Not to say Philadelphians are all approachable or huggable. But the workers in self-aware shops aren’t smug; they may be salty, but they won’t insult you for ordering slowly or incorrectly. They’ll treat you like an adult, which doesn’t seem like too much to ask.
Although I understand the ostensible appeal of the drunken cheesesteak run at midnight, I can assure you that in the morning, you will have the junkie’s remorse. It’s a short-term minor benefit with long-term consequences, especially since all the late-night ingredients are stale and dry.

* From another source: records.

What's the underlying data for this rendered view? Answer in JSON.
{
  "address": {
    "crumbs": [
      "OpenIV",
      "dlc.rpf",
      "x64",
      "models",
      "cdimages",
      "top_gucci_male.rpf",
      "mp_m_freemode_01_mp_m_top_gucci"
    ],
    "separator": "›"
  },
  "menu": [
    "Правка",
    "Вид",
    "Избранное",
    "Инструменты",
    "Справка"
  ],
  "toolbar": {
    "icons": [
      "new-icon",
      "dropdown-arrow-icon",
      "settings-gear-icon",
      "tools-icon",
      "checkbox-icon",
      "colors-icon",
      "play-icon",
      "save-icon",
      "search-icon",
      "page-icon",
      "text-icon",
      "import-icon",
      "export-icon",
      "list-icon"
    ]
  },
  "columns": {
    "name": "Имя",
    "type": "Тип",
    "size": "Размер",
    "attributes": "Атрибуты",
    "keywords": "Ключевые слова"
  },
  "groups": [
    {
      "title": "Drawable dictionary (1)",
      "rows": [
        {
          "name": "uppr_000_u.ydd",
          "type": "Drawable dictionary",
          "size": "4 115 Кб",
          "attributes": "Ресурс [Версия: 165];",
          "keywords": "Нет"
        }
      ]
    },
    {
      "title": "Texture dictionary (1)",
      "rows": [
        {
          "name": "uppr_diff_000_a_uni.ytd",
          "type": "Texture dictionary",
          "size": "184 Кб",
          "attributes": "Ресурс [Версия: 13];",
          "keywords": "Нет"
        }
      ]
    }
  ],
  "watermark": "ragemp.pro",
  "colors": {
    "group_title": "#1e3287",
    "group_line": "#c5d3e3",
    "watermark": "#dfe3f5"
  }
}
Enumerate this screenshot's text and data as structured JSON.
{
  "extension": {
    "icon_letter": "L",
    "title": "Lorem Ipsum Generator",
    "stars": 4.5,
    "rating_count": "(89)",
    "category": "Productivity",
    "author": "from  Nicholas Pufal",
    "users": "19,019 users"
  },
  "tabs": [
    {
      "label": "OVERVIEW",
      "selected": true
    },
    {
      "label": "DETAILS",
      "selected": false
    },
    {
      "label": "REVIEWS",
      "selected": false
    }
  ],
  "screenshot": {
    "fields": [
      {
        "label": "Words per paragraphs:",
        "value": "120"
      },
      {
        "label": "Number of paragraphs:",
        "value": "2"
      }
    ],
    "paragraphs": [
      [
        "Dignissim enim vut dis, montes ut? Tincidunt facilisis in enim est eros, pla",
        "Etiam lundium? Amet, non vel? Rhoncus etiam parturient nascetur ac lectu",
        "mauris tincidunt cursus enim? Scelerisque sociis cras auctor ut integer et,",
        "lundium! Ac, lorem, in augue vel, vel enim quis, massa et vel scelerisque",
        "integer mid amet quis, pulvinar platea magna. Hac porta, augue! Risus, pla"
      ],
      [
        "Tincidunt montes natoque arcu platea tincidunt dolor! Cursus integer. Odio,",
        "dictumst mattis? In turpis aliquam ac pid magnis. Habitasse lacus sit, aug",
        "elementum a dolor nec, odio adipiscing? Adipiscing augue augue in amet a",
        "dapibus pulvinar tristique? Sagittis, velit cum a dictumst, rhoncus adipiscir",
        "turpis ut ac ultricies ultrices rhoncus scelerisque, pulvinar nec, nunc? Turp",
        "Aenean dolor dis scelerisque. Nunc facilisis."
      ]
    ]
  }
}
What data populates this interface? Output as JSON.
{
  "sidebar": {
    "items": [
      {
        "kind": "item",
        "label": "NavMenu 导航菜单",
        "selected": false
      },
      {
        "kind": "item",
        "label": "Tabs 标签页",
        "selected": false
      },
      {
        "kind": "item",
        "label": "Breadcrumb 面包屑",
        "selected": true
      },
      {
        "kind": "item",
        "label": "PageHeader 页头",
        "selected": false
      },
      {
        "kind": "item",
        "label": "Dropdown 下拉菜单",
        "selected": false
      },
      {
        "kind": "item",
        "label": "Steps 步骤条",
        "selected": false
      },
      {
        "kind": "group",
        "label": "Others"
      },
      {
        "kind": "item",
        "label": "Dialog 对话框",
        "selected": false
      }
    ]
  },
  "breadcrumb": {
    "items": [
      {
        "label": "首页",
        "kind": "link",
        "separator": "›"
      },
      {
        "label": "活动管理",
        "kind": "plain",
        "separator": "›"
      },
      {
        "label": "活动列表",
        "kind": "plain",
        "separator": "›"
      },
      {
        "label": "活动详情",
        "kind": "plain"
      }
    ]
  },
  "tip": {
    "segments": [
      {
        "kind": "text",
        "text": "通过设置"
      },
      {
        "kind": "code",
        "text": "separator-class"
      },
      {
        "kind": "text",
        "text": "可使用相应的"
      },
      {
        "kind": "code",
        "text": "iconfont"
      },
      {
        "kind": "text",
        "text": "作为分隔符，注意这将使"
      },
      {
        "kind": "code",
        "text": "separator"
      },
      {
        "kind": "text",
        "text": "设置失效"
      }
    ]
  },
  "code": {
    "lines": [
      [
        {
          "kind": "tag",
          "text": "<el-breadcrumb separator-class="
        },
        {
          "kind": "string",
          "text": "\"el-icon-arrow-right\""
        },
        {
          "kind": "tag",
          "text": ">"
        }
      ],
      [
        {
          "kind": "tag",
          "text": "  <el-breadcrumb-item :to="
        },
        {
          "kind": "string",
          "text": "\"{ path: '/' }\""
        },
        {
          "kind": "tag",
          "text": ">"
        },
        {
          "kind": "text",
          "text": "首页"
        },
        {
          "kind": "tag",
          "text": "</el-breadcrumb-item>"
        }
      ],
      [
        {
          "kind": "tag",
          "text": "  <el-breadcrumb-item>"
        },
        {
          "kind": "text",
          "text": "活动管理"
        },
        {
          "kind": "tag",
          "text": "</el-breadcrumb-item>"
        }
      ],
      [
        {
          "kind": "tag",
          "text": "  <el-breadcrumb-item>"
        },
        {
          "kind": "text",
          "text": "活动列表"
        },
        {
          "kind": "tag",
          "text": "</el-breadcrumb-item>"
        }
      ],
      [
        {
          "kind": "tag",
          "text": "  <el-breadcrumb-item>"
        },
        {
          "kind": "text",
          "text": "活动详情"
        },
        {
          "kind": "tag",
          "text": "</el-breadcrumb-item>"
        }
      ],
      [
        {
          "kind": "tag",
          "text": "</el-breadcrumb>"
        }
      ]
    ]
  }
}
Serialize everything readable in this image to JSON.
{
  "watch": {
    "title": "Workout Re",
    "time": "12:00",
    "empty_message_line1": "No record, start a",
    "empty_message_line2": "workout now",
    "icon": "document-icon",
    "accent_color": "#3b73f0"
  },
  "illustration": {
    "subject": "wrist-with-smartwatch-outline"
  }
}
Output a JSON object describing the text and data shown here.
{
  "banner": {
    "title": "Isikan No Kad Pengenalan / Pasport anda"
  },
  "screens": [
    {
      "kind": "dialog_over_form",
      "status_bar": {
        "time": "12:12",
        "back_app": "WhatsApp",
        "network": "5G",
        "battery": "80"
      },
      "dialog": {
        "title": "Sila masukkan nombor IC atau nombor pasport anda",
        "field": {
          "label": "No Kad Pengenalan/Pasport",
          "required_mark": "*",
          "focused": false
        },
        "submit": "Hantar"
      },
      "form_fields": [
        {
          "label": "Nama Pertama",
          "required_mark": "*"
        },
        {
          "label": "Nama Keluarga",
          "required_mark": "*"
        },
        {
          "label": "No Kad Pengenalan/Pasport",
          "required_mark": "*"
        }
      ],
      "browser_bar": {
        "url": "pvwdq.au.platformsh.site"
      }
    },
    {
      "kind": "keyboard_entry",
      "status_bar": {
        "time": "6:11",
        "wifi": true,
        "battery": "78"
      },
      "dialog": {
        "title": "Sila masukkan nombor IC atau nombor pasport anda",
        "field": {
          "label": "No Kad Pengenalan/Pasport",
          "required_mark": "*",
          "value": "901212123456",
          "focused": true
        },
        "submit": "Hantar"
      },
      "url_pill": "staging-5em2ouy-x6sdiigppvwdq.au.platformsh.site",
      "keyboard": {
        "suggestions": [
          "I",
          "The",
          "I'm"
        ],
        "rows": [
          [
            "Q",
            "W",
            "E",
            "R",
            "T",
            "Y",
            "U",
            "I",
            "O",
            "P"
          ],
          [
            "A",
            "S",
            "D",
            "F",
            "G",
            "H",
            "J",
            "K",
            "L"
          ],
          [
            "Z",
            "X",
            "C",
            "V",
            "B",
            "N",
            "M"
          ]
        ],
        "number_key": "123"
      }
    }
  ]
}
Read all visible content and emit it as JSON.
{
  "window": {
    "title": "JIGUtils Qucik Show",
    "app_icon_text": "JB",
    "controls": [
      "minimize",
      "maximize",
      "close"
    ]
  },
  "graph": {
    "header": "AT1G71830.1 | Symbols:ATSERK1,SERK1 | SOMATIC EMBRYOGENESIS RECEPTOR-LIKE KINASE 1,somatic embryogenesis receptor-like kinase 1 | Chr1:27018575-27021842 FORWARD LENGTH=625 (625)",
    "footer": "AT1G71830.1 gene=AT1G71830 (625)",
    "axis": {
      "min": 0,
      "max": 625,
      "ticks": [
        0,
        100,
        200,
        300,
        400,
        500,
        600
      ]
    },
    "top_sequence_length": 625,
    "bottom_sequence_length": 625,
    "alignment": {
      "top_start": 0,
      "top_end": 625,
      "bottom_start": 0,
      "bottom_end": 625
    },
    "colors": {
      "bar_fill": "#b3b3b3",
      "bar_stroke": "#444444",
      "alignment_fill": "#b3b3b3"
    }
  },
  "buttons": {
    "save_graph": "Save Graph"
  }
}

No, the best time to eat a cheesesteak is at lunch time on a day when you’ve been doing serious hard labor—ripping up concrete, digging ditches, the kind of work that demands excessive caloric compensation. You want to go with your buddies who are helping you clear out your deceased grandmother’s house, and the three of you are going to eat your steaks while sitting on the back of your friend’s truck. It’s early-spring, the city completely thawed and actually looking kind of pretty. Your back is starting to ache, fingers locking up from overuse, and right now you truly appreciate the cheesesteak.
As you’re sitting on the back of the truck with your friends, thinking about your remaining hard labor, you’ll relish every moment of that sandwich, and you’ll look at the leaves returning to the trees, and you’ll feel the general excitement in a city that so rarely allows itself to be optimistic, and, momentarily, you’ll know what they mean by brotherly love. You’ll understand what you’ve been missing.
Honorable mention: Tony Luke's (although their roast pork sandwich is even better!)
Tom McAllister is the author of Bury Me in My Jersey: A Memoir of My Father, Football, And Philly, which was released by Villard this month. A 2006 graduate of the Iowa Writers' Workshop, he is currently a lecturer in the English department at Temple University. For more information on his memoir, check out his website